ASSIGNED TASK →
Reproduce the listing exactly, please, with every line intact.
(SUPPLIED ENTRIES Opens)
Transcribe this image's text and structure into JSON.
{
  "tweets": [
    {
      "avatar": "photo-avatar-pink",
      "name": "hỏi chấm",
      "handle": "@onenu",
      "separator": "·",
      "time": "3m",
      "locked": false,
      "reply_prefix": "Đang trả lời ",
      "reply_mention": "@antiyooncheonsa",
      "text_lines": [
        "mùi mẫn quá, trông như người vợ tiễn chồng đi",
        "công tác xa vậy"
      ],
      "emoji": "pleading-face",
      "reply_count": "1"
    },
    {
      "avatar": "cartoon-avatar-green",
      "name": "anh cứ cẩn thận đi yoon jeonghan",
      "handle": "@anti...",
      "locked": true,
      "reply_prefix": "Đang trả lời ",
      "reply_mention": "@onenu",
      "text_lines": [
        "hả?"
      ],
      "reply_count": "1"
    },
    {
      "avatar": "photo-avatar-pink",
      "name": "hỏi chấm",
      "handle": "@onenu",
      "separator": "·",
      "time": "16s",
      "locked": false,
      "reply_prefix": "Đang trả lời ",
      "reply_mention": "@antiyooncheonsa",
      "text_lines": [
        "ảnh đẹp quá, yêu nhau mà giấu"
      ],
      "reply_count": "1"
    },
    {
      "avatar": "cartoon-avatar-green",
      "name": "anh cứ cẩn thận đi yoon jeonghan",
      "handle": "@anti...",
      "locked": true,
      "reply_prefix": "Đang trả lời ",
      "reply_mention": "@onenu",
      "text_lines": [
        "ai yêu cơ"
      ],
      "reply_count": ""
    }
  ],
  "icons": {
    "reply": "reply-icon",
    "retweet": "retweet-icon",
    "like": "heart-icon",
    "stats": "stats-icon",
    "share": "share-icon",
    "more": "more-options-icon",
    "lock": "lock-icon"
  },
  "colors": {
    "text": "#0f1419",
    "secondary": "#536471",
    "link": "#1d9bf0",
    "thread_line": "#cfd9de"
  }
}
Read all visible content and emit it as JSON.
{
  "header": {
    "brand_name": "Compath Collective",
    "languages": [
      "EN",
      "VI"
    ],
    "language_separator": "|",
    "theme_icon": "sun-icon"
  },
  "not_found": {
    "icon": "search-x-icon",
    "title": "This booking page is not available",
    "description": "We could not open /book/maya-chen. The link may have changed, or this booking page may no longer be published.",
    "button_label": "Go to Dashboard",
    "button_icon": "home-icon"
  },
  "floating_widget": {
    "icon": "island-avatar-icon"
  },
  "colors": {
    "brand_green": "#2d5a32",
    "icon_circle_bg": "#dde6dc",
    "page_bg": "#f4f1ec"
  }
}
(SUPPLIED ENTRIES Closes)
SOLUTION FOR THIS PROBLEM →
Transcribe this image's text and structure into JSON.
{
  "tweets": [
    {
      "avatar": "photo-avatar-pink",
      "name": "hỏi chấm",
      "handle": "@onenu",
      "separator": "·",
      "time": "3m",
      "locked": false,
      "reply_prefix": "Đang trả lời ",
      "reply_mention": "@antiyooncheonsa",
      "text_lines": [
        "mùi mẫn quá, trông như người vợ tiễn chồng đi",
        "công tác xa vậy"
      ],
      "emoji": "pleading-face",
      "reply_count": "1"
    },
    {
      "avatar": "cartoon-avatar-green",
      "name": "anh cứ cẩn thận đi yoon jeonghan",
      "handle": "@anti...",
      "locked": true,
      "reply_prefix": "Đang trả lời ",
      "reply_mention": "@onenu",
      "text_lines": [
        "hả?"
      ],
      "reply_count": "1"
    },
    {
      "avatar": "photo-avatar-pink",
      "name": "hỏi chấm",
      "handle": "@onenu",
      "separator": "·",
      "time": "16s",
      "locked": false,
      "reply_prefix": "Đang trả lời ",
      "reply_mention": "@antiyooncheonsa",
      "text_lines": [
        "ảnh đẹp quá, yêu nhau mà giấu"
      ],
      "reply_count": "1"
    },
    {
      "avatar": "cartoon-avatar-green",
      "name": "anh cứ cẩn thận đi yoon jeonghan",
      "handle": "@anti...",
      "locked": true,
      "reply_prefix": "Đang trả lời ",
      "reply_mention": "@onenu",
      "text_lines": [
        "ai yêu cơ"
      ],
      "reply_count": ""
    }
  ],
  "icons": {
    "reply": "reply-icon",
    "retweet": "retweet-icon",
    "like": "heart-icon",
    "stats": "stats-icon",
    "share": "share-icon",
    "more": "more-options-icon",
    "lock": "lock-icon"
  },
  "colors": {
    "text": "#0f1419",
    "secondary": "#536471",
    "link": "#1d9bf0",
    "thread_line": "#cfd9de"
  }
}
Read all visible content and emit it as JSON.
{
  "header": {
    "brand_name": "Compath Collective",
    "languages": [
      "EN",
      "VI"
    ],
    "language_separator": "|",
    "theme_icon": "sun-icon"
  },
  "not_found": {
    "icon": "search-x-icon",
    "title": "This booking page is not available",
    "description": "We could not open /book/maya-chen. The link may have changed, or this booking page may no longer be published.",
    "button_label": "Go to Dashboard",
    "button_icon": "home-icon"
  },
  "floating_widget": {
    "icon": "island-avatar-icon"
  },
  "colors": {
    "brand_green": "#2d5a32",
    "icon_circle_bg": "#dde6dc",
    "page_bg": "#f4f1ec"
  }
}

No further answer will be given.